Q:   How did you get started making soap? Waite & Allanby
A:   My sister bought a book and loaned it to me. That was in 2003. I was intrigued with the beautiful soap pictures and started collecting ingredients and tools at once. My first soaps were made from beef tallow and were definitely not the quality they are now!

Q:   How did you get started at the Emporia Farmer's Market?
A:   In 2010, my husband and I went to a beekeeper's fun day in Lawrence, KS and they had soap, lotion and lip balm classes as well as classes for beekeepers. I picked up some more tips about soap making that helped me improve my skills, as well as gave me ideas about marketing my soaps. When I suggested selling them, my husband was skeptical, but he paid the fee and built an awesome vendor stand for me.
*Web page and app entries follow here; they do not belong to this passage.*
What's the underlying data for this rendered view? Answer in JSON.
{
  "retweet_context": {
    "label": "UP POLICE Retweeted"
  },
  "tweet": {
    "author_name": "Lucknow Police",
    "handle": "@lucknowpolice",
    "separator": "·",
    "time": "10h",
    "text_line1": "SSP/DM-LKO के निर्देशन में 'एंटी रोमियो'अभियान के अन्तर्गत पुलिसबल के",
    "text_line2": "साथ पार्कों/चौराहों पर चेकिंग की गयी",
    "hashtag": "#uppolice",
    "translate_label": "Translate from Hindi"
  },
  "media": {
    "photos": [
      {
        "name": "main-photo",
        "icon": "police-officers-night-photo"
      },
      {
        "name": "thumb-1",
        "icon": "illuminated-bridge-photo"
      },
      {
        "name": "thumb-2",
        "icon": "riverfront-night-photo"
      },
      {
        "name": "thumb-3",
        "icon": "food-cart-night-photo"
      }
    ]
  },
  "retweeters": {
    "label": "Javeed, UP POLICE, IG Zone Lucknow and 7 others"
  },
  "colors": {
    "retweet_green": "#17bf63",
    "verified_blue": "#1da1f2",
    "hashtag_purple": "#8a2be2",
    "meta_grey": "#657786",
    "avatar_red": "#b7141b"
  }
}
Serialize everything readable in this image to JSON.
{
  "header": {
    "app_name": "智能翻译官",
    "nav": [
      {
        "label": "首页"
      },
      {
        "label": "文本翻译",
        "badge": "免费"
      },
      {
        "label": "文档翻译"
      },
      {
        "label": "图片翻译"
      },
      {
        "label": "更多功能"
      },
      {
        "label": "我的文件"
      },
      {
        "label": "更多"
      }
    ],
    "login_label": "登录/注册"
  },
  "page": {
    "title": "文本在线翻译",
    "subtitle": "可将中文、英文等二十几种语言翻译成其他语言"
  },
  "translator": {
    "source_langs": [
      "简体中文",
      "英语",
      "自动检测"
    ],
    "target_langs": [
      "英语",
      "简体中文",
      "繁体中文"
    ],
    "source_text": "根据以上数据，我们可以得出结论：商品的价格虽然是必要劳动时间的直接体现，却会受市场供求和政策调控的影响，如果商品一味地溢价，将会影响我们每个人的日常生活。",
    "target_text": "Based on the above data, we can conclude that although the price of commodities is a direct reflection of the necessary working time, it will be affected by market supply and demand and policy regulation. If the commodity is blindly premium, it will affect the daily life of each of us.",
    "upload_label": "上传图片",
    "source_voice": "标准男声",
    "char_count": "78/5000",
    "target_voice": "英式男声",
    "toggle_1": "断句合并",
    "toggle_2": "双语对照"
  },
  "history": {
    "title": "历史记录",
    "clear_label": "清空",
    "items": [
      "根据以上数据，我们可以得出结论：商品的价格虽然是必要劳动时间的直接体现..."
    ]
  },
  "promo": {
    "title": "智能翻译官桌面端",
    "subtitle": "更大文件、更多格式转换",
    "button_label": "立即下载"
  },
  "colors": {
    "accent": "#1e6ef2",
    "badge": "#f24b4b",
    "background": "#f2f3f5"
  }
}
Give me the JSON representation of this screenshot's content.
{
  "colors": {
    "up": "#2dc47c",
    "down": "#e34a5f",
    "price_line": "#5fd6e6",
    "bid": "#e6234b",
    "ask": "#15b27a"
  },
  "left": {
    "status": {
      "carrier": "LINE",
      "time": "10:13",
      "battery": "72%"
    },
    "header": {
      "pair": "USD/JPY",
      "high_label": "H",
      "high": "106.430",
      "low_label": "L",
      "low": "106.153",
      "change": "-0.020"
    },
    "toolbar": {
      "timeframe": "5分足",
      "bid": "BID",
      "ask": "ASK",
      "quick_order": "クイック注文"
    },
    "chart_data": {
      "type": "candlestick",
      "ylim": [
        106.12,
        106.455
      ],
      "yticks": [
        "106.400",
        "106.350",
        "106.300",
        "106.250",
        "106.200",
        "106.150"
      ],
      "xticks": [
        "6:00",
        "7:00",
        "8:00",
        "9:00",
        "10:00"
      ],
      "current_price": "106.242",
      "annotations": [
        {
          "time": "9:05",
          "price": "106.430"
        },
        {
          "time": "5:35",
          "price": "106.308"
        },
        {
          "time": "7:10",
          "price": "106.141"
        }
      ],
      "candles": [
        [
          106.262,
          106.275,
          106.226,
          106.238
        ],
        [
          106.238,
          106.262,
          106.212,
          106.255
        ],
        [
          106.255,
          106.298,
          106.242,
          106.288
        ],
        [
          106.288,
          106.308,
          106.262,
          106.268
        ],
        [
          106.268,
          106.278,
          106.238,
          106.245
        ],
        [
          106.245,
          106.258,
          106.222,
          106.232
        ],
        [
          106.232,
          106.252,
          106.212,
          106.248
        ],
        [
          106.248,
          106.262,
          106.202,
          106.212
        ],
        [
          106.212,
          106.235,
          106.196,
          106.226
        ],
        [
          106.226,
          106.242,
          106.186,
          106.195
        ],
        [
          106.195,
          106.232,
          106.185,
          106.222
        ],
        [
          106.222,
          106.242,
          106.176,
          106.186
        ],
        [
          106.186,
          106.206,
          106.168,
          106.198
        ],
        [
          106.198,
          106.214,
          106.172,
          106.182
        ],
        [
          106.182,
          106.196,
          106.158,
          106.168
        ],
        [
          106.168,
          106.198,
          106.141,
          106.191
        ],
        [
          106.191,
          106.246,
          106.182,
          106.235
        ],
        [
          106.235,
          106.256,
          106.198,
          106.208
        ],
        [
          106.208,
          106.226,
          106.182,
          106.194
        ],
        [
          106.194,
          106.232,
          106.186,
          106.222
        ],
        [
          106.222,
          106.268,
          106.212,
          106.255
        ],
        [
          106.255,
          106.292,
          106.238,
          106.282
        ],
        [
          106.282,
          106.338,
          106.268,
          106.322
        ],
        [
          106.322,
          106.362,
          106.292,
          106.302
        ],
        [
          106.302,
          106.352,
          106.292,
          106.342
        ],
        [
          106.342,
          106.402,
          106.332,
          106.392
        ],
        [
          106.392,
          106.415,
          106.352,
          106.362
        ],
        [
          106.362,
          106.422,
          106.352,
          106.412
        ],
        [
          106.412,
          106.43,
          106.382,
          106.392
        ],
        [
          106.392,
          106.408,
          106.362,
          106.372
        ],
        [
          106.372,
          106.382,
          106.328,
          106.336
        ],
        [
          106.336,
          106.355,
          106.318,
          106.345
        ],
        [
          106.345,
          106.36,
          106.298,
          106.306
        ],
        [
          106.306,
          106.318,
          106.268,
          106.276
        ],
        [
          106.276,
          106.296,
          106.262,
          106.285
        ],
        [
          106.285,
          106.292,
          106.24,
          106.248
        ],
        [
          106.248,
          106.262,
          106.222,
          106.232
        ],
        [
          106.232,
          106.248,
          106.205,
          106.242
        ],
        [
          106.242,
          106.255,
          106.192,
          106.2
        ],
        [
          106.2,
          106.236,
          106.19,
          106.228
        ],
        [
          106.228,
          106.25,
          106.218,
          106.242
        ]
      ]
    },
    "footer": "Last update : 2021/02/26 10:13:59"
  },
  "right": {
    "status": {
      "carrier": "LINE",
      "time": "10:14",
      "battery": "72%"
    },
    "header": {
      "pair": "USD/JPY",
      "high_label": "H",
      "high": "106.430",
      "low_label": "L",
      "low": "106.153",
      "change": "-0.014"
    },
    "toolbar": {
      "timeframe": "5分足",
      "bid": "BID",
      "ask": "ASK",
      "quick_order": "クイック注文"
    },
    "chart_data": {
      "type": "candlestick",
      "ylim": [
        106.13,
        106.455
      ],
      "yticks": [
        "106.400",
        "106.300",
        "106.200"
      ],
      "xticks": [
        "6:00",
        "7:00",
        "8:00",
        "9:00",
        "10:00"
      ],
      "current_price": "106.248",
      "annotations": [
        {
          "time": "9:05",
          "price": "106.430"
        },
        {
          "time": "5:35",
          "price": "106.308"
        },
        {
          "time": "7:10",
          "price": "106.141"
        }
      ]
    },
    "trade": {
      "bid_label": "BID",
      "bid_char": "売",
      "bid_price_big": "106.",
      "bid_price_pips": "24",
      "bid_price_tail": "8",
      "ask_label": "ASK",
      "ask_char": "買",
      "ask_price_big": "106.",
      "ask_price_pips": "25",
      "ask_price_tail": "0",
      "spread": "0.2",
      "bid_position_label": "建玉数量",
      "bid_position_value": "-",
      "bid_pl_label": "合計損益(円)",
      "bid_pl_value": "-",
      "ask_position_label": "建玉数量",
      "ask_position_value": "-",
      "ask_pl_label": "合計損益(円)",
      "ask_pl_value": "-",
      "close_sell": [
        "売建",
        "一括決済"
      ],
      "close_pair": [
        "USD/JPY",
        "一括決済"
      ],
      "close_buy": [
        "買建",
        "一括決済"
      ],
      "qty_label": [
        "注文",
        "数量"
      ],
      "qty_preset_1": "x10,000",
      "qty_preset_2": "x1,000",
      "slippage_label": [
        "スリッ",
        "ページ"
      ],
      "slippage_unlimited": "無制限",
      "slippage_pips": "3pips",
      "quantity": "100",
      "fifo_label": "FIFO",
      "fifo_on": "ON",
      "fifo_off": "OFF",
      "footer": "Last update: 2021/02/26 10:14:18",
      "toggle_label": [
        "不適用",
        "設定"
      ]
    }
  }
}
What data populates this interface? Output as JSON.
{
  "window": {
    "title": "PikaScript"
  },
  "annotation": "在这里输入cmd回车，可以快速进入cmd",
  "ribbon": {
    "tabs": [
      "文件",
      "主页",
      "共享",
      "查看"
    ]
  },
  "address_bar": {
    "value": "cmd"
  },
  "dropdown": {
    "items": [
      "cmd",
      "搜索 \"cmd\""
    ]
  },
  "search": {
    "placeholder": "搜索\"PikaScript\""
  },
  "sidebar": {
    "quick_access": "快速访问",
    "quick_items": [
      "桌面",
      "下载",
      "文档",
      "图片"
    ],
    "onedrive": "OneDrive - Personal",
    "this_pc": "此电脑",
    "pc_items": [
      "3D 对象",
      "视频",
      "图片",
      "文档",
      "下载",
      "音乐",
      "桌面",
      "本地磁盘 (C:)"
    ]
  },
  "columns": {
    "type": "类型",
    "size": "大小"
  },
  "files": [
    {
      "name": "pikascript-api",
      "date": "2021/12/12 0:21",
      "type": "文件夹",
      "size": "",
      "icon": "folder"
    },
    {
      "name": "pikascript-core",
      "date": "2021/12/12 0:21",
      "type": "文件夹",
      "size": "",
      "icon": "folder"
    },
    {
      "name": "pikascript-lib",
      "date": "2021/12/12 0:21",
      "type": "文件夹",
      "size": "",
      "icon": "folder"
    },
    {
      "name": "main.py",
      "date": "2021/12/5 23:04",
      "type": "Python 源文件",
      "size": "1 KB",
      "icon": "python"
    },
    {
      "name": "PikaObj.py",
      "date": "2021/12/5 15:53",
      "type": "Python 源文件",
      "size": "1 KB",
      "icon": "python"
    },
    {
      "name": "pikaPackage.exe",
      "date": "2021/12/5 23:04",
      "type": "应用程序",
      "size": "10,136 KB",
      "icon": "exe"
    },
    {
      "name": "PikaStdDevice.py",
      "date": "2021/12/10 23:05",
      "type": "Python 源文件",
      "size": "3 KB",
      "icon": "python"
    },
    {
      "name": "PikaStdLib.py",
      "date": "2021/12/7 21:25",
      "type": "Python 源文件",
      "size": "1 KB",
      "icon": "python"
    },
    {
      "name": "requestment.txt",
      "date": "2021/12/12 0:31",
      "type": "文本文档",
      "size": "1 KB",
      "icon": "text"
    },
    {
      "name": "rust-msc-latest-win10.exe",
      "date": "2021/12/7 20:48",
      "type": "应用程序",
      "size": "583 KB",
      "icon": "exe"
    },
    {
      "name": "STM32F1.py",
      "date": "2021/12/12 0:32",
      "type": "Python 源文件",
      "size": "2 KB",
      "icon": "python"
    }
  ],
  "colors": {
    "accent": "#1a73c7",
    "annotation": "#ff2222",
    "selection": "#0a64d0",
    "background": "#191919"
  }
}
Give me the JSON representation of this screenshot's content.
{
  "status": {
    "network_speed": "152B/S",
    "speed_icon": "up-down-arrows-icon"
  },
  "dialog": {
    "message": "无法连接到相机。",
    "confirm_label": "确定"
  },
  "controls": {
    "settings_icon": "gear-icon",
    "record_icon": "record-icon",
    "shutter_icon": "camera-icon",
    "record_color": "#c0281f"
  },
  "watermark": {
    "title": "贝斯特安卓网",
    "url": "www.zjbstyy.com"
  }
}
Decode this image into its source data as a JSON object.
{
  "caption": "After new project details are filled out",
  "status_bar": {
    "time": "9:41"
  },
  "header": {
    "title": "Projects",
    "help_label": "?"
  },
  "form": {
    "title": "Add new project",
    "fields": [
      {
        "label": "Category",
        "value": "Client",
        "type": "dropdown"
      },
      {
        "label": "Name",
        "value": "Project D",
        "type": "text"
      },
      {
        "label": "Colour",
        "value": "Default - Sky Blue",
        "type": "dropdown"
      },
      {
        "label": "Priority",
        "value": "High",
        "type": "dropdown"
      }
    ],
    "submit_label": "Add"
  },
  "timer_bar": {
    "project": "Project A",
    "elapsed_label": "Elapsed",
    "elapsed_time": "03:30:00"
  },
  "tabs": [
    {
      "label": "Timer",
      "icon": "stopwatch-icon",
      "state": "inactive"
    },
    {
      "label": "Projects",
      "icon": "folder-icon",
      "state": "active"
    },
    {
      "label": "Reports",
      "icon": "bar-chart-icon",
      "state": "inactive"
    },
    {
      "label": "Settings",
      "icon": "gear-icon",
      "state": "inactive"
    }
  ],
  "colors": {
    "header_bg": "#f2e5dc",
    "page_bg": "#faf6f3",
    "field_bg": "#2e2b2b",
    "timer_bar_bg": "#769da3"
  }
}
Q:   What makes your soap different from what we can buy at the grocery store?
A:   We use natural base oils like extra virgin olive, coconut, sustainable palm and castor oil and then we add different botanicals, clays, essential oils, skin-safe phthalate-free fragrance oils and other natural ingredients to make a really gentle bar of soap. We don't add artificial colorants, preservatives, hardeners, latherers, or petro-chemicals. Most commercial soap manufacturers remove the glycerin that is produced during the saponification process. Glycerin is a highly profitable substance sold to other companies for use in lotions and moisturizers. Then these companies add synthetic lathering agents and harsh chemicals so that the resulting bar is now a detergent bar that can be purchased cheaply; it is bad for your skin and bad for the planet. If you have noticed, the vast majority of bars on store shelves say "beauty bar," "moisturizing bar," or "body bar" because they cannot legally be called "soap".

Q:   How long does it take to make a bar of soap?
A:   The process of making soap can take me anywhere from 10 to 20 minutes depending on the type being made; that's not counting the time it takes to get the molds and ingredients ready. Then, when the soap loaf is unmolded the next day, it has to be cut and set to cure at least 4 weeks.

Q:   In the three years that you've been selling at the market, your selection has grown quite a bit. How many soaps do you now make?
A:   Well, I currently make 30 different kinds of soap. A few of those are seasonal and a few I haven't marketed yet. The different types of soap I now have are: body soap (of course), bug repellent soap, seaweed soap, sea salt soap, gritty soap for deep dirt, shampoo bars and dog shampoo bars.

Q:   What do your customers say? What makes them repeat customers?
A.   I get a lot of positive feedback from customers on the soaps. They comment on the scent, the beauty of each bar and the way it makes their skin or hair feel. We have had people come back and buy after receiving a free sample or some became customers after receiving our soaps as a gift. I think there is just something fascinating about a bar of handmade soap that makes people want to use it.

Q:   How has your participation at the market enhanced or helped grow your business?
A:   Selling at Emporia Farmers Market has given me confidence in my product through the one-on-one conversations with the customer. I get customer-input directly regarding my product as well as my service. I have seen my business evolve over the last 3 years due to customer opinion and, as a result, I now have my product in Studio 11 and Nature's Paradise.